Tyler Kane at Paste Magazine has even argued that the true sales of vinyl may outstrip the estimates from both Soundscan and the RIAA. That’s possible, as Sweedlund told us that the majority of their pressing projects are for orders of 200-500 discs, often placed directly by artists who plan to sell their records at shows. The plant has even pressed orders as small as 25 discs for art projects and collectible runs, although Sweedlund admits that the costs per disc at that scale can be prohibitive.

They don’t shy away from big orders either. Brooklyn Phono has pressed 5,000 LPs at a time for bands like Cake, and even created limited-run 7” singles for that group in 3 different colors.

While not everyone agrees that vinyl always sounds better than digital formats, the medium can encourage less intrusive mastering practices. But there’s more to it than that. Best guesses are that vinyl appeals to the desire for some music to come in tangible, collectible forms, and for the lost rituals of a more human age.

Although Bernich has said vinyl is no longer “a commercial medium,” we can probably look forward to its sales continuing to rise, and for Brooklyn Phono to keep on expanding. When I visited, the whole building was humming with activity, and 7 men were working hard to keep up.

Sweedlund says that today their biggest challenge isn’t finding work — It’s growing to meet the demand.

Justin Colletti is a Brooklyn recording engineer and studio journalist. He is a regular contributor to SonicScoop and edits the music blog Trust Me, I’m A Scientist.

Sneak Preview: Ninjasonik & Sisko In Min Max Studios, NYC

February 24, 2011 by  

MIDTOWN MANHATTAN: Last week we visited Brooklyn-based electro-rap duo Ninjasonik in the studio with producer David “Sisko” Siskovic.

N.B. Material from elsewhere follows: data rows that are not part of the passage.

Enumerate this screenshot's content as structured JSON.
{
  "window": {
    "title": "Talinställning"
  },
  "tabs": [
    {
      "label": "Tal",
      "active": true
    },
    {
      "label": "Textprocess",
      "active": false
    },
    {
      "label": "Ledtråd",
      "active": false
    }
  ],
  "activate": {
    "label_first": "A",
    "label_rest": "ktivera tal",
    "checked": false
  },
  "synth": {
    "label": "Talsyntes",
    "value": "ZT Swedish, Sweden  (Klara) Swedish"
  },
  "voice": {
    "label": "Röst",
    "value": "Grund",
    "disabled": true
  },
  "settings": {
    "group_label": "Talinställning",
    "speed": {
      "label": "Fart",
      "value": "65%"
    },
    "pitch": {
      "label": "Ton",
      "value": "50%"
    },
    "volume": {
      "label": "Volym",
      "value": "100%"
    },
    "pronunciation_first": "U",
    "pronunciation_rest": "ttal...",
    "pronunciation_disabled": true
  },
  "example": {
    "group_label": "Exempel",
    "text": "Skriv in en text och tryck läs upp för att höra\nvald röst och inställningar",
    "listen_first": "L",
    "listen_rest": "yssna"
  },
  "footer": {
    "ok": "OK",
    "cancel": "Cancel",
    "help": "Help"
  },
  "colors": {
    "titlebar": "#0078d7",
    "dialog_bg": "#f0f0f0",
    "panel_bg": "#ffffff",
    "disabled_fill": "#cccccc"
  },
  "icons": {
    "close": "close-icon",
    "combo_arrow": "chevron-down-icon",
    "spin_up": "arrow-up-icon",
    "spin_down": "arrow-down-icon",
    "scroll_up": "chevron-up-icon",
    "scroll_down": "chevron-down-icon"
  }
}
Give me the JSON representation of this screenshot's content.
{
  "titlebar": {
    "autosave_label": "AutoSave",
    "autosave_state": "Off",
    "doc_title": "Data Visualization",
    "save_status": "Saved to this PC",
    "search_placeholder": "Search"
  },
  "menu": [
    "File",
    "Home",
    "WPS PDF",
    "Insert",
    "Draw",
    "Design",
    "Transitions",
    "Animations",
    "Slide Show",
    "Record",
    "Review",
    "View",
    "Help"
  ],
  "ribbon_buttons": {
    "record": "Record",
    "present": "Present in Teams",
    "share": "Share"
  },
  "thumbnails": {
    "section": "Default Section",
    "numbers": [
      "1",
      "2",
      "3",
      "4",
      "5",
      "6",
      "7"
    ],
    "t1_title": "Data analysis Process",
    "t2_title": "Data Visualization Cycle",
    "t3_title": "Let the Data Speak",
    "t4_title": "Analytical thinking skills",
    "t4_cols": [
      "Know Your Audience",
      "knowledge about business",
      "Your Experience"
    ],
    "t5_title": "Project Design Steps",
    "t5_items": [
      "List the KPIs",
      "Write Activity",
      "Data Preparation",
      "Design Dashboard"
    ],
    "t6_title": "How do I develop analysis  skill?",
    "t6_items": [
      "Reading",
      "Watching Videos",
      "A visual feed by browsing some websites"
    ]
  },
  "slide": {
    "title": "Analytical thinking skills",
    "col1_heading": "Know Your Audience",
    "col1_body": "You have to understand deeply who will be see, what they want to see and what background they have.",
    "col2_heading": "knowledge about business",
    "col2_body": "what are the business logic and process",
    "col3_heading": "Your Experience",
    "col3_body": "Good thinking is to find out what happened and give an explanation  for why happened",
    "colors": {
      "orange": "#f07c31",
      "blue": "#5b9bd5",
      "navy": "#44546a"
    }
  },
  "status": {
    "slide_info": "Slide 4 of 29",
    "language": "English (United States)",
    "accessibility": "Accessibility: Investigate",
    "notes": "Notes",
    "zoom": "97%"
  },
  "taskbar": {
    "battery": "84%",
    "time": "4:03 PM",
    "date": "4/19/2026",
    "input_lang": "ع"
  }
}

In the home stretch of tracking their upcoming full-length album, Peter Pan Syndrome, Ninjasonik’s Telli and Jah-Jah let us into their free-wheeling creative process and played us rough mixes of a couple new Sisko-produced tracks.

Ninjasonik's Telli Federline and Jah Jah Brown in the studio with David "Sisko" Siskovic

The new material is an electro-hip-hop pastiche of dance floor beats and addictive synth rhythms and riffs with sing-along hooks. These are Ninjasonik party anthems, for sure, but with a rich, blown-out production that kicks the fun up to another level from the hipster house party jams of their debut full-length, Art School Girls.

Sisko – who’s one-half the songwriting and remix team Disco Pusher (Justin Timberlake, Duran Duran, Santogold) – fell right in with Ninjasonik in the studio, providing classic and modern production muscle that seems to both inspire and help articulate their particular hipster-hop sound.

Other producers on Peter Pan Syndrome include Ben Bronfman (also founder of Ninjasonik’s label, Green Owl), Jimmy Harry out of Los Angeles and The Party Squad out of Amsterdam. The group expects to finish out the album at Sisko’s Min Max Studio in the coming weeks. Look out for our feature on the making of this record closer to its release date, in June 2011.

And in the meantime, check out their recently released mixtape “When Anxiety Attacks,” a frenetic sampling of Ninjasonik antics largely produced by DJ Roofeeo, with tracks featuring M.I.A., Lil’ B, Trouble Andrew, Ducksauce and others. Get it here!